Courtney Howard
A handout image of Courtney Howard.

Courtney Howard, an emergency room physician in Yellowknife, is joining the race to become the next leader of the federal Green Party.

Howard made the announcement by video on Thursday morning, drawing a direct line between the Covid-19 pandemic and her decision to enter politics.

“The pandemic has made very clear that politics is a determinant of health,” she stated.

“Through research, policy, and advocacy, I’ve helped to ignite an international planetary health movement.



“The future won’t look like the past but it can be vibrant. I’d like to work with you to bring a healthy future to life as the next leader of the Green Party of Canada.”

Howard’s background as a physician has evolved in recent years to encompass work developing policies that address the link between human health and climate change.

That included an investigation of the respiratory and wellness impacts of Yellowknife’s severe 2014 wildfire season, as well as becoming the first female president of the Canadian Association of Physicians for the Environment.

Elizabeth May announced she would step down as Green Party leader in November 2019.



The party currently recognizes eight candidates to replace her, not including Howard. The contest is the first for a new Green leader since 2006.

Online voting begins in late September with the new leader to be announced on October 3.

In a video news conference later on Thursday, Howard said she was entering politics to promote evidence-based policies.

“Part of that has to mean doctors and scientists change where we are and move into the public space ourselves,” she said. “This moment is so acute that I’ve decided this is the time for me to do that.”

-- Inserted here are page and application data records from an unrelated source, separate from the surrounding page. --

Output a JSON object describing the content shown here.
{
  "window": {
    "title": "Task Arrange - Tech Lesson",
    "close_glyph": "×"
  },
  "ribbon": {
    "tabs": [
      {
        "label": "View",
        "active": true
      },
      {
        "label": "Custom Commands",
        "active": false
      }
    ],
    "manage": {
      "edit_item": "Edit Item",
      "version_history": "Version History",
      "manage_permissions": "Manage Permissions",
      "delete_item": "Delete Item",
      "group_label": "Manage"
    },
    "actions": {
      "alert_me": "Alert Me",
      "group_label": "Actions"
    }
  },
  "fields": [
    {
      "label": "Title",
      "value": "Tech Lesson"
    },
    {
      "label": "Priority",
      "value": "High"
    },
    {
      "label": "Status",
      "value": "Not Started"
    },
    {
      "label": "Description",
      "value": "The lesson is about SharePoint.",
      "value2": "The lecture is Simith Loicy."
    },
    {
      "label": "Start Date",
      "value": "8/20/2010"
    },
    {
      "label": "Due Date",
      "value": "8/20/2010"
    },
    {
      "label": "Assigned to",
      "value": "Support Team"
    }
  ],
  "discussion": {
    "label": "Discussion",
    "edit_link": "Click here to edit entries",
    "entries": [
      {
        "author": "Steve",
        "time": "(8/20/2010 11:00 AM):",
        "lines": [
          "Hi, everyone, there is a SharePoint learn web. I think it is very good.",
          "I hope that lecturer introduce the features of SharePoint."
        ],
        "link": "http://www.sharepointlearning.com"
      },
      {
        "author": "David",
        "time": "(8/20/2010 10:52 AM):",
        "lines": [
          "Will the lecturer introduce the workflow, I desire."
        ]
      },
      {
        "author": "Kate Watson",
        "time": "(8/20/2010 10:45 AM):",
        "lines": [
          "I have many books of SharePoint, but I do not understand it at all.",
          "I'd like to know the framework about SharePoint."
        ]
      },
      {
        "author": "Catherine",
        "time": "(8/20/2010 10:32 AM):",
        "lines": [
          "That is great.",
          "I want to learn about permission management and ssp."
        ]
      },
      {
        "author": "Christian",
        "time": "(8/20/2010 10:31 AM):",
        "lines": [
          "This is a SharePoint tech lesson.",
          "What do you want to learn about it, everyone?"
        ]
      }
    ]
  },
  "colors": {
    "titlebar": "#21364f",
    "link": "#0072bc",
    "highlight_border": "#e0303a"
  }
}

Howard said her platform will seek to shift approaches to money and power.

She proposes adopting the United Nations Declaration on the Rights of Indigenous Peoples, lowering the voting age to 16, implementing a wealth tax, and developing a climate framework to ensure climate targets can be achieved.

She pledged to work toward moving fossil fuel subsidies into “industries of the future,” lowering tuition costs, and “create a well-being economy.”

She defined that as an economy in which the country focuses on outcomes representative of what Canadians consider to be a good life, rather than the nation’s gross domestic product.

Howard said her complete platform will be released in early July.

Sarah Pruys contributed reporting.